Entries from a dataset of interfaces ->
************
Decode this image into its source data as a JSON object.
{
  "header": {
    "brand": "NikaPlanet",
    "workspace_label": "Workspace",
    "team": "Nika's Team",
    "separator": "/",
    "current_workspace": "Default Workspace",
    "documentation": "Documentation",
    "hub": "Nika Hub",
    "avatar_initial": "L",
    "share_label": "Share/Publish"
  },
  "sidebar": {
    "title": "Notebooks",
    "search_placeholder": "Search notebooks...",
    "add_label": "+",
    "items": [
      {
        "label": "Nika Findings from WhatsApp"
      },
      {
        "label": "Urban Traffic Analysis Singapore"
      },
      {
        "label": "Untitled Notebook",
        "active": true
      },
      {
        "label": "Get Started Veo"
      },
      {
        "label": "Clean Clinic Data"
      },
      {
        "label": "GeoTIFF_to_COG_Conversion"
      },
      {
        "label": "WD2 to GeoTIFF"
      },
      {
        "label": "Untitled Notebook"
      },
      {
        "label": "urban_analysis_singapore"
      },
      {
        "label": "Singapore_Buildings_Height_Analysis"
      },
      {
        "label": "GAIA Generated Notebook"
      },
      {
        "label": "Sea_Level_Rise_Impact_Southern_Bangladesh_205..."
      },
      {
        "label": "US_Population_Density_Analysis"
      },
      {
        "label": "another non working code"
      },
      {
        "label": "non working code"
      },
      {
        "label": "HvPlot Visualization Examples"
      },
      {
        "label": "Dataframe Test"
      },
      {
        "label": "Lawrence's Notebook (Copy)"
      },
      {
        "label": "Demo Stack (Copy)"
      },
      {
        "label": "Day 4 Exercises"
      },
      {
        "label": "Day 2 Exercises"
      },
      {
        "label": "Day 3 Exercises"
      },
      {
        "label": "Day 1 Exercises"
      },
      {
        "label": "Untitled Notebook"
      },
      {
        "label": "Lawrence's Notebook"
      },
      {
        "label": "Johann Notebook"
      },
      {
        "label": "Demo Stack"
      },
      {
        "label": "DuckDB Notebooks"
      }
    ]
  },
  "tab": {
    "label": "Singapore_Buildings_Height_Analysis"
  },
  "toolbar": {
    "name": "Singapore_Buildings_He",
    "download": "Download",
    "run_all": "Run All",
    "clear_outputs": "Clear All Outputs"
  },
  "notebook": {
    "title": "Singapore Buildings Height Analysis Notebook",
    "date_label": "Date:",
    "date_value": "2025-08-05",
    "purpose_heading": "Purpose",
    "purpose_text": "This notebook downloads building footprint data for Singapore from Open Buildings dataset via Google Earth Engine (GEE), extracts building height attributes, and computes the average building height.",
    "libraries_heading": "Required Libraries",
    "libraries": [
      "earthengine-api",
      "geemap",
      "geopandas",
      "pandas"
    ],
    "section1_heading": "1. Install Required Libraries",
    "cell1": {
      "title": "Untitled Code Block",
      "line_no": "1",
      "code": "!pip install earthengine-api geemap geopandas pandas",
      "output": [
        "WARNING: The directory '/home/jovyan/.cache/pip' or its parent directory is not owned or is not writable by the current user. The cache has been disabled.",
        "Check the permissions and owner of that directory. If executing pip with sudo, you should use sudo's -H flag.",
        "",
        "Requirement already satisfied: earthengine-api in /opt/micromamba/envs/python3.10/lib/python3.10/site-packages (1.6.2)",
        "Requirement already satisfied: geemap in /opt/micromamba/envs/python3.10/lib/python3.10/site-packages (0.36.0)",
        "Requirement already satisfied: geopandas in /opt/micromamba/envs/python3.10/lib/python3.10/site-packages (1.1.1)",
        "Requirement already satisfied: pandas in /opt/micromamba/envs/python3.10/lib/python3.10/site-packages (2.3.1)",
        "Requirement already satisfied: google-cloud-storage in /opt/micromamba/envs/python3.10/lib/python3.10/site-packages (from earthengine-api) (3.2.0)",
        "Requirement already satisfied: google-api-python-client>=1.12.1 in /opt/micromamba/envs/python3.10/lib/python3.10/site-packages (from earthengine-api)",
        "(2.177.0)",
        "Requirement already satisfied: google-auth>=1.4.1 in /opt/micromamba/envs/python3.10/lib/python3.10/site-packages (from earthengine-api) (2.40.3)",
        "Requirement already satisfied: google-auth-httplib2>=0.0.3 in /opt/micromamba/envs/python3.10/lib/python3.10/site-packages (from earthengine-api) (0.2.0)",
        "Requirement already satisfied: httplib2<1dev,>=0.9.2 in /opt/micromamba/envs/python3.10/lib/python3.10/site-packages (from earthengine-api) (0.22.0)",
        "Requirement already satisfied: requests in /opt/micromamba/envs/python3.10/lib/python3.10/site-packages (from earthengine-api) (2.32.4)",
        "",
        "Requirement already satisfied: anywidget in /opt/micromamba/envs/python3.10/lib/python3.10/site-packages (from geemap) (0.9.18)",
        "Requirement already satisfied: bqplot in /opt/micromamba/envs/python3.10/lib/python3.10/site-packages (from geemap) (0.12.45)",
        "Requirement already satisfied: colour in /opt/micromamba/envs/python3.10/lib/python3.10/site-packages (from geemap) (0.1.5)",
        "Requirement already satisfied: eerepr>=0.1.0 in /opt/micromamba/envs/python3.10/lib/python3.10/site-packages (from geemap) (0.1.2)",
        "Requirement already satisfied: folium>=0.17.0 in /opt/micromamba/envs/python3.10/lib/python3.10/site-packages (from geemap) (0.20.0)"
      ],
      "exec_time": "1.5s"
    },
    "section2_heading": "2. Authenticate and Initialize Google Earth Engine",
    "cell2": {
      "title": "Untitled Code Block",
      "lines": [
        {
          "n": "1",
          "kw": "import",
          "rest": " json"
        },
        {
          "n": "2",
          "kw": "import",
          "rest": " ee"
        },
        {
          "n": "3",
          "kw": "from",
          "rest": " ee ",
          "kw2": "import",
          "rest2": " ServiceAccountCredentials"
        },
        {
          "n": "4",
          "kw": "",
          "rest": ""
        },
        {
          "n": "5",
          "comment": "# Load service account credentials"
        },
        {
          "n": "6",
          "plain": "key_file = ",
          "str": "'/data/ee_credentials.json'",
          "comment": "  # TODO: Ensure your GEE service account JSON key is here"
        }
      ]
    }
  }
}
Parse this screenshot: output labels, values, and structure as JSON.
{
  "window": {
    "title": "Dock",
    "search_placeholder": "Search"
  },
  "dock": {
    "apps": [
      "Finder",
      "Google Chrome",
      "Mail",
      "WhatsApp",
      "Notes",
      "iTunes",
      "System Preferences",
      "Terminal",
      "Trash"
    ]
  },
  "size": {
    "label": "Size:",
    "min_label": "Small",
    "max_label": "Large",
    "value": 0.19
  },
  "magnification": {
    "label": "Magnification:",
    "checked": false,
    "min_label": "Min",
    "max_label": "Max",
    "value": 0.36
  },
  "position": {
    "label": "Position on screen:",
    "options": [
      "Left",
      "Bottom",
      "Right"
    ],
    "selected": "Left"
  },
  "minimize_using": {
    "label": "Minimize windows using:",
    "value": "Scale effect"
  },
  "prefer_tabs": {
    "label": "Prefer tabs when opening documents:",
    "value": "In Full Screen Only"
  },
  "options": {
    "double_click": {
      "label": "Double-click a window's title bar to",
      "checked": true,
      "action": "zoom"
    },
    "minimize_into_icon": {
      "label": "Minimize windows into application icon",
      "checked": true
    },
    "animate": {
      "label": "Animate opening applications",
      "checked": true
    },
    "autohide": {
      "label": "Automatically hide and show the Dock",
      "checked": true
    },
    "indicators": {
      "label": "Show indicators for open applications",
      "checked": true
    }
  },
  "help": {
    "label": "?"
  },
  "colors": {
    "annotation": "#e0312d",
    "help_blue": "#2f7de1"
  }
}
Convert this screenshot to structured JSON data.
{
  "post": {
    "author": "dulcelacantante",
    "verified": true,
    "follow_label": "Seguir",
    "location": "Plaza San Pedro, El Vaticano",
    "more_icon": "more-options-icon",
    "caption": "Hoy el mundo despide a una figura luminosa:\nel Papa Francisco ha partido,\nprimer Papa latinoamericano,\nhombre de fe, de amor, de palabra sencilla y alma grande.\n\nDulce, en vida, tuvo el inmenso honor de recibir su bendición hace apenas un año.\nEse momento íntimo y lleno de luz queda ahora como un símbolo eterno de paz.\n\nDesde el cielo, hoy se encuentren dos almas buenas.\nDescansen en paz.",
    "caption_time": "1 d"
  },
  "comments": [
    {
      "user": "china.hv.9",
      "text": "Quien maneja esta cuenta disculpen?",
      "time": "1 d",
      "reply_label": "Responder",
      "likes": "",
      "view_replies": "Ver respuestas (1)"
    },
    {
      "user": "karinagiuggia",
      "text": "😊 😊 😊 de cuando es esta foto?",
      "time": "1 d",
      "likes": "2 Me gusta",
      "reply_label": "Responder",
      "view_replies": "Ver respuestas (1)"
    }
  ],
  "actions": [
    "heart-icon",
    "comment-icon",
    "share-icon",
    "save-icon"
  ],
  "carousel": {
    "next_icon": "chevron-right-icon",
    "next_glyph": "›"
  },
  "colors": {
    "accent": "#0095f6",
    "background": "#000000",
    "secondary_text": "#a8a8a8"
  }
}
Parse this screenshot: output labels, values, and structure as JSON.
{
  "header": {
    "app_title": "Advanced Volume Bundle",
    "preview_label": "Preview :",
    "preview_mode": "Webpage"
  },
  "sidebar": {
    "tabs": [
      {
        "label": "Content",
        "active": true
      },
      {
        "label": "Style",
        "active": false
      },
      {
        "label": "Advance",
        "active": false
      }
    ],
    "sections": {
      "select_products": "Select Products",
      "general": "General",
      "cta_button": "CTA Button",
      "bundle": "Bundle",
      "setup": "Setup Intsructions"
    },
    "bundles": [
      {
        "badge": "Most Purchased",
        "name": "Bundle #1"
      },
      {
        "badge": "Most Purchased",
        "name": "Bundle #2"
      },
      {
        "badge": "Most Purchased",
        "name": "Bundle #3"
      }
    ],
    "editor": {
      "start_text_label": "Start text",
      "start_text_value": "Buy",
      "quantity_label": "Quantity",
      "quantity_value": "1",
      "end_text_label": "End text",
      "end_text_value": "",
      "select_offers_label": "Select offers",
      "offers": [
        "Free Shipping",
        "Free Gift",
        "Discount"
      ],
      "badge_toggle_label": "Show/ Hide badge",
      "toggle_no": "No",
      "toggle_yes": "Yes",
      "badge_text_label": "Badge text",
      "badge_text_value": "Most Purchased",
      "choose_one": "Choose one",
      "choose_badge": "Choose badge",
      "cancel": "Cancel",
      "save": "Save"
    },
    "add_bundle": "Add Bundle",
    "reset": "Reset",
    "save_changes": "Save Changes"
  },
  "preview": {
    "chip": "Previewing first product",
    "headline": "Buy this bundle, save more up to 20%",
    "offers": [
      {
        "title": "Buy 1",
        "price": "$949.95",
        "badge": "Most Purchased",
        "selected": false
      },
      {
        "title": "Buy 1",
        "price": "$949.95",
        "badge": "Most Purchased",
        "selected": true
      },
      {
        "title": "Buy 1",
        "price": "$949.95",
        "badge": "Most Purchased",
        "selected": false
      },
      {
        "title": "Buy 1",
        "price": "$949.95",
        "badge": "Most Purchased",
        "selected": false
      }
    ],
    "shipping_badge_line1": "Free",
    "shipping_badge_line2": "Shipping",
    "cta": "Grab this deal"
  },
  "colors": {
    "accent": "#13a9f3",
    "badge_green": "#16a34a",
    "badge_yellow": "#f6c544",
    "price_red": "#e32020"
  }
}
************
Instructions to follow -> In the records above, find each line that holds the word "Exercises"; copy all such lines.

Expected answer ->
        "label": "Day 4 Exercises"
        "label": "Day 2 Exercises"
        "label": "Day 3 Exercises"
        "label": "Day 1 Exercises"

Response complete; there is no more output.